Lepidium bonariense

Argentine peppercress


Lepidium bonariense

L. 1753

pronounced: lep-ID-ee-um bon-ar-ee-EH-see

(Brassicaceae — the mustard family)


common name: Argentine peppercress

Lepidium is from the Greek λεπος, λεπιδος (lepis, lepidos), a (fish) scale; referring to the shape of the seed pods; bonariense is botanical Latin for ‘of or from Buenos Aires’.

This plant is a native of Brazil, northern Argentina, Paraguay and Uruguay. It is now a pan-tropical weed, and in Australia is naturalized throughout the eastern and southern parts of the country, and also on Lord Howe and Norfolk Islands. It is a common weed of crops, pastures, lawns, gardens, footpaths, parks, roadsides, disturbed sites and waste areas.
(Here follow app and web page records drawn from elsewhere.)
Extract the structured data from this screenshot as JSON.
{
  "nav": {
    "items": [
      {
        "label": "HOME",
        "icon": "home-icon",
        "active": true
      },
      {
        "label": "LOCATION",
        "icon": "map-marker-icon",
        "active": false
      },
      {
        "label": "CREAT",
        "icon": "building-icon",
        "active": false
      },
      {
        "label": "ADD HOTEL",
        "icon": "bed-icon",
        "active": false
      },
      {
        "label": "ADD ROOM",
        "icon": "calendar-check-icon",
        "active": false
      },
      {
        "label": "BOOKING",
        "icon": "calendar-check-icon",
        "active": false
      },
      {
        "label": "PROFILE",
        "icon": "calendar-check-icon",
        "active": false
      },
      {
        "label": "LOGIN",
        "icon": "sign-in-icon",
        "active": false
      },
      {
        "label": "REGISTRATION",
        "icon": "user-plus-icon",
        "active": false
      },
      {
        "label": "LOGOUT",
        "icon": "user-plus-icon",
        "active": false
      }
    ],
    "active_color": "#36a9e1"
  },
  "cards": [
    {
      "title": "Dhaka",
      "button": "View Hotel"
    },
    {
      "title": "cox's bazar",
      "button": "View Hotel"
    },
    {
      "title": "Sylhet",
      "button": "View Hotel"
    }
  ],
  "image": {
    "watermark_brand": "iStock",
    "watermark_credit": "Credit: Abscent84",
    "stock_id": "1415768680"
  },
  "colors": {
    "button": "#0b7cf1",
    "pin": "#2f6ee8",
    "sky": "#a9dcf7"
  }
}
It is an annual or biennial herb that grows up to about 50 cm tall, finely hairy with weak or reflexed hairs. The basal leaves are 3 – 8 cm long, 2 – 3-pinnatisect, with the lobes up to 2 mm wide. The stem leaves reduce in size; they are pinnatifid to toothed, finely hairy, with the marginal leaves sabre-like.

The inflorescence is a dense, elongating raceme. The flowers are tiny, with sepals only about half a millimetre long, and the white petals are even shorter. There are usually 2 stamens.

The fruit is a silicula, more-or-less orbicular, 2 – 4 mm long, 2 – 3 mm wide, glabrous. Wings in the upper half form a shallow open notch.

In traditional medicine, a tincture and trituration of fresh leaves is used to treat affections of the breasts, headaches, indigestion and rheumatism. It is much used as a domestic remedy in Brazil, and is used for all the purposes that Arnica is used. All the Lepidia are anti-scorbutic, and the New Zealand species, Lepidium oleraceum, was eagerly sought after as a remedy for scurvy by the early voyagers. L. sativum is our common garden cress.

The plant is also used in homeopathic remedies, especially for anything involving numbness and stabbing pains on the left side of the body, and pain in the neck, back, and extremities.

Argentine Peppercress is a fairly inconspicuous species, and easily passes unnoticed. Confusion is most likely with Lepidium densiflorum and L. virginicum. All three have quite similar siliculae. It also bears a superficial likeness to Capsella bursa-pastoris (Shepherd’s Purse).


Information about medicinal qualities of plants, or about their use as medicines, is for interest only, and is not intended to be used as a guide for the treatment of medical conditions.


Photographs taken in Picnic Bay 2009, 2010, 2014
Page last updated 27th January 2019